Mr Shorten has characterised the prospect of large companies getting tax cuts sometime beyond 2019 as “a $50bn giveaway” to the nation’s biggest corporations.
He did it again yesterday: “The numbers don’t stack up in terms of the corporate tax giveaway that Mr Turnbull’s providing. Mr Turnbull’s trying to pretend that a $50bn tax giveaway to the top end of town will miraculously create economic growth; it’s a shallow policy from a government with no real economic plan for the future.”
The Opposition Leader made it clear again yesterday any business tax cuts in the next term under Labor would go only to businesses turning over less than $2m.
But the roughly 100,000 small enterprises with a turnover of between $2m and $10m are the heartland of sustainable family run businesses.
Beneath them is a sea of almost 2 million micro-enterprises with 10 or fewer employees that is forever churning, new businesses forming or folding. The Australian Bureau of Statistics estimates a casualty rate of 40 per cent over a four-year period among microbusinesses.
Once a business reaches annual sales of $2m, its chance of surviving at least for the next four years rises to more than 80 per cent.

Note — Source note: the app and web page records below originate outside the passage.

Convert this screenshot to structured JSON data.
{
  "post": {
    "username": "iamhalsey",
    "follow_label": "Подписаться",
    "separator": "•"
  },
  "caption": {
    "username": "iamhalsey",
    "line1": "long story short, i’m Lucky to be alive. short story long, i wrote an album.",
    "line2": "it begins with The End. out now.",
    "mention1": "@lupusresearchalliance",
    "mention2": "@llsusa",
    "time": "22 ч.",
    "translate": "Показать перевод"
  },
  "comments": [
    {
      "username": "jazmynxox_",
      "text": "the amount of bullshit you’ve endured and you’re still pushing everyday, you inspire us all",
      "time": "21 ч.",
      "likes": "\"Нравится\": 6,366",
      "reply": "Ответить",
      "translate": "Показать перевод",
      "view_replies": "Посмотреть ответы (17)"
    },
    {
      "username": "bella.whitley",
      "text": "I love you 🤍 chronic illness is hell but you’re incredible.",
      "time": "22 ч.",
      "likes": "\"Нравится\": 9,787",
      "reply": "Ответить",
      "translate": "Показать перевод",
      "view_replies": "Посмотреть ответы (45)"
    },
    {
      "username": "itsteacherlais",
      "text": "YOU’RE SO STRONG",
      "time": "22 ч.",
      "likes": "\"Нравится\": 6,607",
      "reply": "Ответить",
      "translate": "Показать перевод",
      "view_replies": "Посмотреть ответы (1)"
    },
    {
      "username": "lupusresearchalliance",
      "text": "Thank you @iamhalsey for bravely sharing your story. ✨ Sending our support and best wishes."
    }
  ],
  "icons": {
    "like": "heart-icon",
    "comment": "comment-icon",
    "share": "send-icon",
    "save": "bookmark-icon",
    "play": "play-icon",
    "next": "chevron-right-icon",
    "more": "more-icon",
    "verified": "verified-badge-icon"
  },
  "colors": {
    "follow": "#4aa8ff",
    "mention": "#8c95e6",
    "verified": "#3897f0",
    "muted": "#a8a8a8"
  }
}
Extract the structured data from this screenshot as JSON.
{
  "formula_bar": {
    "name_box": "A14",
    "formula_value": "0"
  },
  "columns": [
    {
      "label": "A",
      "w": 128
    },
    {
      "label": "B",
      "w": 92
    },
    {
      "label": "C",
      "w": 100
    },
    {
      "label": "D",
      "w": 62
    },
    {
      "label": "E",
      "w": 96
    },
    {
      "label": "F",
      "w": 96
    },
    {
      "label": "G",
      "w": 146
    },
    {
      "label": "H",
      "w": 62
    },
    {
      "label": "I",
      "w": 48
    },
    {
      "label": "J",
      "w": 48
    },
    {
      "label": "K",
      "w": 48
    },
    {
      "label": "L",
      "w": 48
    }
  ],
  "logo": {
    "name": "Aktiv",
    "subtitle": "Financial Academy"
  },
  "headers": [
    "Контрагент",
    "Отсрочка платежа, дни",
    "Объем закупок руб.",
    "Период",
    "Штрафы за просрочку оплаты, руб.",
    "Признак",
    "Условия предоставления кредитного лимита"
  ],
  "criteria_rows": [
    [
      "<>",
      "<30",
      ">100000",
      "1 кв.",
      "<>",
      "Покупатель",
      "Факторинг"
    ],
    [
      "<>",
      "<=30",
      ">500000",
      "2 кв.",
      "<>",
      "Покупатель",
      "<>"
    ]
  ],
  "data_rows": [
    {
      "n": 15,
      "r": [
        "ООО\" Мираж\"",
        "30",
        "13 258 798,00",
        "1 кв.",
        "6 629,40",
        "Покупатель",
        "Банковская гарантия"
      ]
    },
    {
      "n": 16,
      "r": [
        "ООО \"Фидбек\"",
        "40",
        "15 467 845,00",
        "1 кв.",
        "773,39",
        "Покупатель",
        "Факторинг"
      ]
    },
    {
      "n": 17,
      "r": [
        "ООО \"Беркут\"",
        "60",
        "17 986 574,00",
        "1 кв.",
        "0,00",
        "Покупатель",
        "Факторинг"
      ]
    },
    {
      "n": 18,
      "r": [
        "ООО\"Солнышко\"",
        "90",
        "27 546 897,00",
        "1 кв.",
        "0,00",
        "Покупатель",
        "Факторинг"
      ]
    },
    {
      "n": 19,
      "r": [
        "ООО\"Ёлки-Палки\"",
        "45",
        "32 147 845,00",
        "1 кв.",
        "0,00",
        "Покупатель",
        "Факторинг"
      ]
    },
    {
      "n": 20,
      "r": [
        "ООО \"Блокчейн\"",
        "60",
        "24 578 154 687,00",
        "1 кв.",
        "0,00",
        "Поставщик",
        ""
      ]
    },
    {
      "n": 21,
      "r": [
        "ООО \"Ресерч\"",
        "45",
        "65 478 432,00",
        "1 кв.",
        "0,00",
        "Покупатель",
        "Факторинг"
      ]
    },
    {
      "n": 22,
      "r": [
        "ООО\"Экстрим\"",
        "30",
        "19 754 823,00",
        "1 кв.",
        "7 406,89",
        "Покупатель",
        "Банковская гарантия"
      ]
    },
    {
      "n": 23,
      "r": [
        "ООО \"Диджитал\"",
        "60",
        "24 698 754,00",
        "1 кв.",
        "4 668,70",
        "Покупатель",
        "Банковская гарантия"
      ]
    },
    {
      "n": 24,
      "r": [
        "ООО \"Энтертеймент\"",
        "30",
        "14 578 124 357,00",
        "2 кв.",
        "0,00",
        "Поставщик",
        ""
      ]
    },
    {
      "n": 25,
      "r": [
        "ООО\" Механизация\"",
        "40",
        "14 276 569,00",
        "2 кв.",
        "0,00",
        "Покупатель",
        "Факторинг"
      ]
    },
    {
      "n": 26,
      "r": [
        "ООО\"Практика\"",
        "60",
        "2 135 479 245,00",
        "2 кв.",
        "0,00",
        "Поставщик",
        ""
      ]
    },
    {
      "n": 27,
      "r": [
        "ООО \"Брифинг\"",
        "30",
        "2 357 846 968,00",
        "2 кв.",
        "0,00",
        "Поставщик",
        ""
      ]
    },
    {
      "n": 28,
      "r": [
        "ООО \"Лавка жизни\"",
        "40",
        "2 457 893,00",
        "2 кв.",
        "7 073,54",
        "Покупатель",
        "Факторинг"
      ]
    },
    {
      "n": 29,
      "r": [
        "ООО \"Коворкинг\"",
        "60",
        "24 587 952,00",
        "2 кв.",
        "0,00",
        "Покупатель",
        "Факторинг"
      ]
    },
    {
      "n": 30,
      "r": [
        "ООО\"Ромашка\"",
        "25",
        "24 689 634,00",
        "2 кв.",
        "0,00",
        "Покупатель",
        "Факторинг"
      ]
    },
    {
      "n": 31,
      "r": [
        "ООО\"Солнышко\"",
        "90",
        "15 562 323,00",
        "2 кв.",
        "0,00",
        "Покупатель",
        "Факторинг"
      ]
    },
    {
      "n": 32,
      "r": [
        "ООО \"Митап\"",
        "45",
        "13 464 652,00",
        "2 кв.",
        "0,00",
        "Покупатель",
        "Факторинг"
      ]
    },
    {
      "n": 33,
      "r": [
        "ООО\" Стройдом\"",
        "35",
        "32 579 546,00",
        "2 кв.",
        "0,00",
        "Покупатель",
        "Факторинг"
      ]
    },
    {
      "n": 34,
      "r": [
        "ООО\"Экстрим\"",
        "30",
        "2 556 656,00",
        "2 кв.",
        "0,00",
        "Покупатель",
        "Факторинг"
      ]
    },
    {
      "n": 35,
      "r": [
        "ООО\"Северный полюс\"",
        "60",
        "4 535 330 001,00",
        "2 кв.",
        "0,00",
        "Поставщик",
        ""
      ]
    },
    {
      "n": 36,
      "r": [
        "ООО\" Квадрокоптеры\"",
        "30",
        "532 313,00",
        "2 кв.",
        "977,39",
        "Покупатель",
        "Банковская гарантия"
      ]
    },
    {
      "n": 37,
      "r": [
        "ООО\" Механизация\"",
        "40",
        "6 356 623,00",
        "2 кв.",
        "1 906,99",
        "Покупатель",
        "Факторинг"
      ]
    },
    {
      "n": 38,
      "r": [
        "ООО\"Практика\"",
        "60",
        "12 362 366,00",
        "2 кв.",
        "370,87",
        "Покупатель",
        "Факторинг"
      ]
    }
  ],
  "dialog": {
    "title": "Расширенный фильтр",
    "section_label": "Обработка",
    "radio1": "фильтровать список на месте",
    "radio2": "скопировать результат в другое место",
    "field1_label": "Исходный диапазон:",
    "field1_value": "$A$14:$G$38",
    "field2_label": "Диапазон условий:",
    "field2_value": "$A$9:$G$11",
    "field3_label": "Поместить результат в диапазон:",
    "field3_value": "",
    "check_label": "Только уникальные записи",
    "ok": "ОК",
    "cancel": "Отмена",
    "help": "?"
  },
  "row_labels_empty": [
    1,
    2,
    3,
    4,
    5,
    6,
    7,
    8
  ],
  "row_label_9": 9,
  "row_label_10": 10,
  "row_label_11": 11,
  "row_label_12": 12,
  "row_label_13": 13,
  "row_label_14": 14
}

Tax office figures show those businesses account for 22 per cent of sales in the hospitality industry, 20 per cent of real estate turnover, 17 per cent of construction and 11 per cent of retail sales. Once a business’s sales reach $2m, it is providing stable employment. The average business with sales of $2m-$10m has 22 employees, with the sector as a whole accounting for 2.2 million employees.
Those businesses are excluded from any tax relief by Mr Shorten. He said during a visit to Cairns, in the marginal seat of Leichhardt, that Labor’s newly announced $1bn tourism fund was superior for generating jobs and activity to the Coalition’s tax breaks.
“This will generate jobs in the start of all these projects and there will be jobs at the end of these projects on an ongoing basis and it won’t cost the $50 billion tax giveaway to the big end of town to secure all these jobs,” he said.
In last year’s budget reply speech, however, Mr Shorten argued that a government-proposed tax cut for small business was not enough. “Let’s go further,” the Opposition Leader said last May.
“Let’s give small businesses the sustainable boost to confidence that they deserve — confidence to create jobs.”
Those words led Carlton Horn, owner of the Raw Prawn restaurant in Cairns, to believe Labor was backing tax breaks for businesses turning over $10m or less. “I thought that it was also Bill Shorten’s policy, but now that I know it is not, I will be encouraging everyone to vote for the people who are backing small business,” Mr Horn told The Australian.
Mr Horn employs about 60 staff across two restaurants in Cairns, which each turn over between $2.9m and $3.7m annually. He sees himself getting nothing from Labor’s tax policy, as now explained by Mr Shorten.
“I would call on Labor to be bipartisan on at least the tax cuts to $10 million,” he said. “I would call for (Mr Shorten) to think a bit more about that.”